The best travel guides offer truly local insights on the cities or areas they cover, particularly tips on worthwhile places, experiences and events that visitors might otherwise miss. But even the best guides rarely proffer their insights in a memorably charming, humorous and unique way.
However, in this reviewer’s opinion, Traveling Savannah: A Girl’s Guide, a handily pocket-sized new travel guide to Savannah, Georgia by lawyer and Savannah native Meredith Leigh Gaunce, offers just such a blend of local insight and unique charm.
In her one-page introduction, Gaunce explains that she set out to write her guide because she realized that “while there are a myriad of generic Savannah travel books with cool sites and restaurants, there are none geared specifically toward women”. As the back-cover description says, “No boring history in here – just the fun stuff needed to plan the ultimate girls weekend.”
Gaunce has not let any establishments “purchase a spot” in the book, deciding to stick purely to her own personal knowledge of shops, restaurants, events, theaters and spas. As a result, the book is truly an independent travel guide, very much reflecting one woman’s view of her favorite city. But it is important to note that one thing missing in the guide is that it does not feature any reviews of, or tips on, accommodation in Savannah, so if you’re planning to visit the Georgia city, you’ll need to research your accommodation options on the Internet or in another travel guide.
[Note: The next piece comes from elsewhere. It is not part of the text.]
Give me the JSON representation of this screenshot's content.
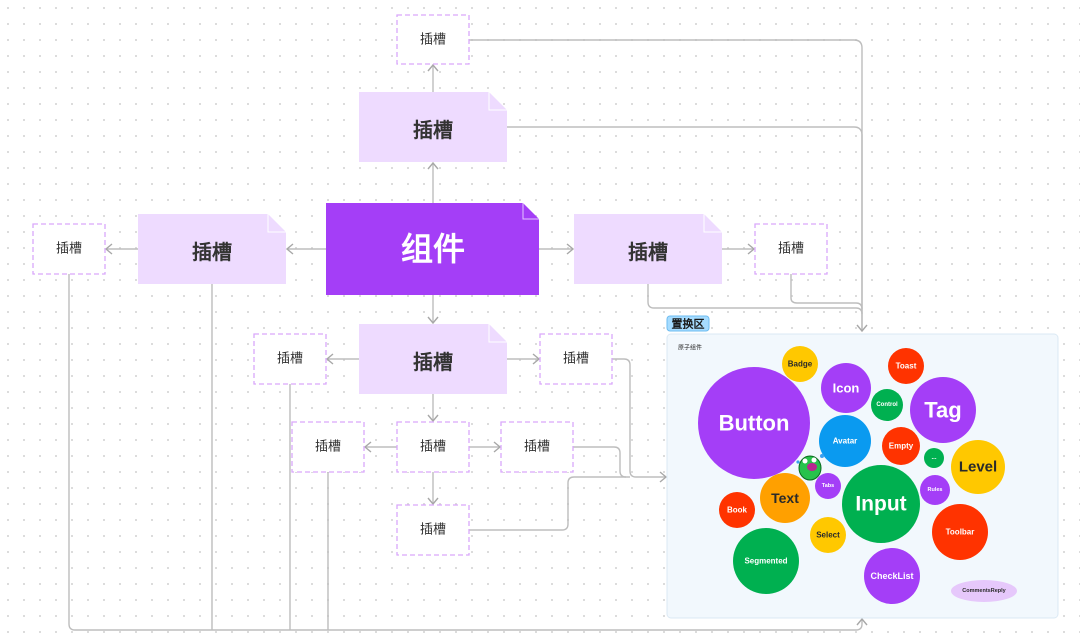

As a man, this reviewer perhaps isn’t the most-qualified person to write about a book written specifically for women. However, he feels the sunny humor, dozens of custom-painted watercolor illustrations and many valuable tips about Savannah that cram Traveling Savannah: A Girl’s Guide make it a worthwhile, fun browse for women and men alike. A glance at the book might help husbands and boyfriends visiting Savannah with their partners find out where their significant others might suddenly have disappeared to …
While many men might not be fascinated by Gaunce’s enthusiastic descriptions of shoe shops, designer boutiques, bridal salons and stores selling personalized stationery, it’s a fair bet that many female visitors to Savannah will find her views on such establishments to be of distinct interest. And many men will be quickly won over by Gaunce’s tongue-in-cheek takes – and the practical information she provides – on Savannah’s best neighborhood restaurants, cafes and events.
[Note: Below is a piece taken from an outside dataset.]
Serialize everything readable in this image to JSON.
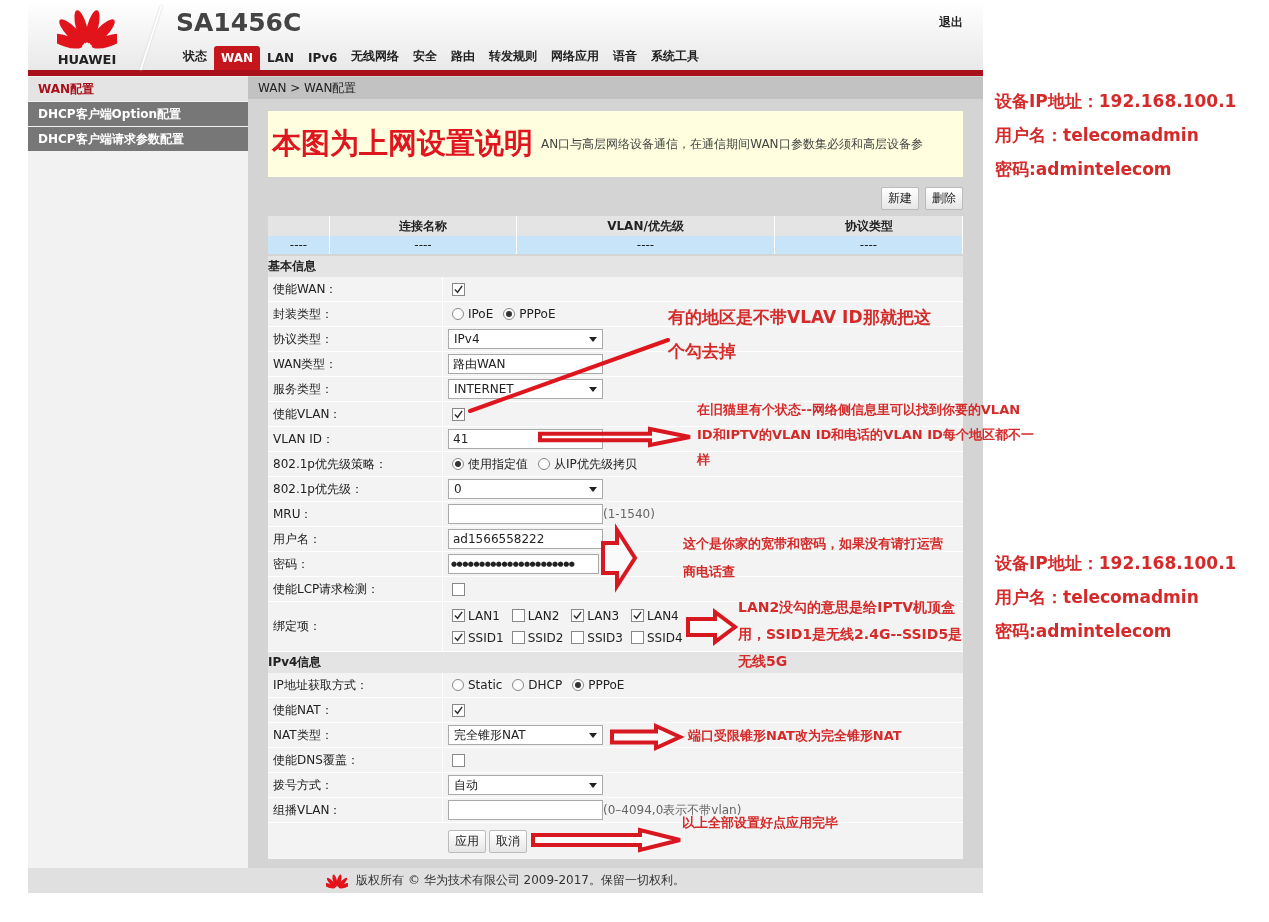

The reviewer’s favorite passage (on the subject of highly recommended barbecue restaurant ‘Blowin’ Smoke’), is one of many such asides Gaunce makes: “My hubby and I threw a couples’ baby shower there for some friends of ours and called it a baby-Q. I thought it was quite the clever name, but some people said it sounded like we’d be roasting babies on a spit. I find those people to be truly disturbed.” There probably aren’t many travel guides that would include such a paragraph, but it made this jaded travel-guide-reader laugh and appreciate the book all the more.
No review of Traveling Savannah: A Girl’s Guide would be complete without mentioning a feature that really sets it apart from the pack: the custom-painted watercolors of Savannah scenes by illustrator Erin Salzer Hanna (a landscape architect and graphic designer by day) that accompany just about every entry in the book. Painted in a folksy style, Salzer’s many watercolors make the guide perhaps the most charmingly illustrated travel book this reviewer has ever seen.
Copies of Traveling Savannah: A Girl’s Guide can be purchased direct from author Meredith Leigh Gaunce by visiting the website www.traveling-girls.com, or by e-mailing her at meredithgaunce(at)gmail.com. Retail-priced at $17.95 (shops wishing to stock the guide can buy it for $12.00 wholesale), this 130-page, soft-cover book isn’t the cheapest travel guide you’ll ever find. However, girls, the tips it provides and the laughs it’ll give you will make it a terrific book to put into your purse if you’re on your way to Savannah.